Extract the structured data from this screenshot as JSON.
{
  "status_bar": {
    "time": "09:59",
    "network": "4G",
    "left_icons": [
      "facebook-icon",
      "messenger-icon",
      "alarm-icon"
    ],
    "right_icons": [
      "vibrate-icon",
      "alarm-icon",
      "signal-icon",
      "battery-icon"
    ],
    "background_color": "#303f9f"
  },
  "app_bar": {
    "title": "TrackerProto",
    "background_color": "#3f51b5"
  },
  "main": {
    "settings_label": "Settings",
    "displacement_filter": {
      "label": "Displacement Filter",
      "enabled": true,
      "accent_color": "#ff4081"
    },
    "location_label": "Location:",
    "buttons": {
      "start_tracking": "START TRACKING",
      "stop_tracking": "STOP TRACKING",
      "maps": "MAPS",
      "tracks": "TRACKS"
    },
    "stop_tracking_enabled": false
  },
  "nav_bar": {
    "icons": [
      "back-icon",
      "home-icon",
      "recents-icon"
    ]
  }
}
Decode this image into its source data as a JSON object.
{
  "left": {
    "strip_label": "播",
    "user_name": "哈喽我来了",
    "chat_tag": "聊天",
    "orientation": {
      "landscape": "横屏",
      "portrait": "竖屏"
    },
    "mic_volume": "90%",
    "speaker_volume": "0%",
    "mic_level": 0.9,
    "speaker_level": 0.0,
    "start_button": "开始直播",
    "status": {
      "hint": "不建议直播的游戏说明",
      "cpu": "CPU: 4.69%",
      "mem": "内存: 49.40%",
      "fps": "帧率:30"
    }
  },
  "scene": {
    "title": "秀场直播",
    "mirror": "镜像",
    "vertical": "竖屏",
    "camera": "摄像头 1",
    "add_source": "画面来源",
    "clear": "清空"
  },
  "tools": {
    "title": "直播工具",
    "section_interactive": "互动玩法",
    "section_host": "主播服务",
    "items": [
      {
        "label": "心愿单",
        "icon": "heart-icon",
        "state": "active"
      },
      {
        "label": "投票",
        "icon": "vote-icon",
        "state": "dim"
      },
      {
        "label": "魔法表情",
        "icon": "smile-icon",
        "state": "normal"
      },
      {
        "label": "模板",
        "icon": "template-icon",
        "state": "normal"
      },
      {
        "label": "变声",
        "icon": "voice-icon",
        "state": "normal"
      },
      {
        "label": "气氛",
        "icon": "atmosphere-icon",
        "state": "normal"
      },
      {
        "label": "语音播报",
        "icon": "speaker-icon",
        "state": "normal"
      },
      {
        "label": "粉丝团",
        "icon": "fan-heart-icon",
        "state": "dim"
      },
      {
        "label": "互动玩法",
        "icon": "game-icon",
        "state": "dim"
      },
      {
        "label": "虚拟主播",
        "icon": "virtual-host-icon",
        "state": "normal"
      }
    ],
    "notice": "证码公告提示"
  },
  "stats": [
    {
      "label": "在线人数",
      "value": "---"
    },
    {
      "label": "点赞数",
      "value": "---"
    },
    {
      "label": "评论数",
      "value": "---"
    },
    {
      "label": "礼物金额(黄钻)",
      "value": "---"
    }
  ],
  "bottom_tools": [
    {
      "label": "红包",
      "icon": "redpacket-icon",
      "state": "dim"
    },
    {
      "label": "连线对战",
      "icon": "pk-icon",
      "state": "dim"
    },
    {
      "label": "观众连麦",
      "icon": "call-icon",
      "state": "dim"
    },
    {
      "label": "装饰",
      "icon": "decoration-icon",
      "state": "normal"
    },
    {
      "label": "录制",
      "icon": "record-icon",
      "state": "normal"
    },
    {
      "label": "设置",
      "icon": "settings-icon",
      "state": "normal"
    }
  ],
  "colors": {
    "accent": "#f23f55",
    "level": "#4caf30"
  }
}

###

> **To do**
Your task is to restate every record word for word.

> **Answer**
Extract the structured data from this screenshot as JSON.
{
  "status_bar": {
    "time": "09:59",
    "network": "4G",
    "left_icons": [
      "facebook-icon",
      "messenger-icon",
      "alarm-icon"
    ],
    "right_icons": [
      "vibrate-icon",
      "alarm-icon",
      "signal-icon",
      "battery-icon"
    ],
    "background_color": "#303f9f"
  },
  "app_bar": {
    "title": "TrackerProto",
    "background_color": "#3f51b5"
  },
  "main": {
    "settings_label": "Settings",
    "displacement_filter": {
      "label": "Displacement Filter",
      "enabled": true,
      "accent_color": "#ff4081"
    },
    "location_label": "Location:",
    "buttons": {
      "start_tracking": "START TRACKING",
      "stop_tracking": "STOP TRACKING",
      "maps": "MAPS",
      "tracks": "TRACKS"
    },
    "stop_tracking_enabled": false
  },
  "nav_bar": {
    "icons": [
      "back-icon",
      "home-icon",
      "recents-icon"
    ]
  }
}
Decode this image into its source data as a JSON object.
{
  "left": {
    "strip_label": "播",
    "user_name": "哈喽我来了",
    "chat_tag": "聊天",
    "orientation": {
      "landscape": "横屏",
      "portrait": "竖屏"
    },
    "mic_volume": "90%",
    "speaker_volume": "0%",
    "mic_level": 0.9,
    "speaker_level": 0.0,
    "start_button": "开始直播",
    "status": {
      "hint": "不建议直播的游戏说明",
      "cpu": "CPU: 4.69%",
      "mem": "内存: 49.40%",
      "fps": "帧率:30"
    }
  },
  "scene": {
    "title": "秀场直播",
    "mirror": "镜像",
    "vertical": "竖屏",
    "camera": "摄像头 1",
    "add_source": "画面来源",
    "clear": "清空"
  },
  "tools": {
    "title": "直播工具",
    "section_interactive": "互动玩法",
    "section_host": "主播服务",
    "items": [
      {
        "label": "心愿单",
        "icon": "heart-icon",
        "state": "active"
      },
      {
        "label": "投票",
        "icon": "vote-icon",
        "state": "dim"
      },
      {
        "label": "魔法表情",
        "icon": "smile-icon",
        "state": "normal"
      },
      {
        "label": "模板",
        "icon": "template-icon",
        "state": "normal"
      },
      {
        "label": "变声",
        "icon": "voice-icon",
        "state": "normal"
      },
      {
        "label": "气氛",
        "icon": "atmosphere-icon",
        "state": "normal"
      },
      {
        "label": "语音播报",
        "icon": "speaker-icon",
        "state": "normal"
      },
      {
        "label": "粉丝团",
        "icon": "fan-heart-icon",
        "state": "dim"
      },
      {
        "label": "互动玩法",
        "icon": "game-icon",
        "state": "dim"
      },
      {
        "label": "虚拟主播",
        "icon": "virtual-host-icon",
        "state": "normal"
      }
    ],
    "notice": "证码公告提示"
  },
  "stats": [
    {
      "label": "在线人数",
      "value": "---"
    },
    {
      "label": "点赞数",
      "value": "---"
    },
    {
      "label": "评论数",
      "value": "---"
    },
    {
      "label": "礼物金额(黄钻)",
      "value": "---"
    }
  ],
  "bottom_tools": [
    {
      "label": "红包",
      "icon": "redpacket-icon",
      "state": "dim"
    },
    {
      "label": "连线对战",
      "icon": "pk-icon",
      "state": "dim"
    },
    {
      "label": "观众连麦",
      "icon": "call-icon",
      "state": "dim"
    },
    {
      "label": "装饰",
      "icon": "decoration-icon",
      "state": "normal"
    },
    {
      "label": "录制",
      "icon": "record-icon",
      "state": "normal"
    },
    {
      "label": "设置",
      "icon": "settings-icon",
      "state": "normal"
    }
  ],
  "colors": {
    "accent": "#f23f55",
    "level": "#4caf30"
  }
}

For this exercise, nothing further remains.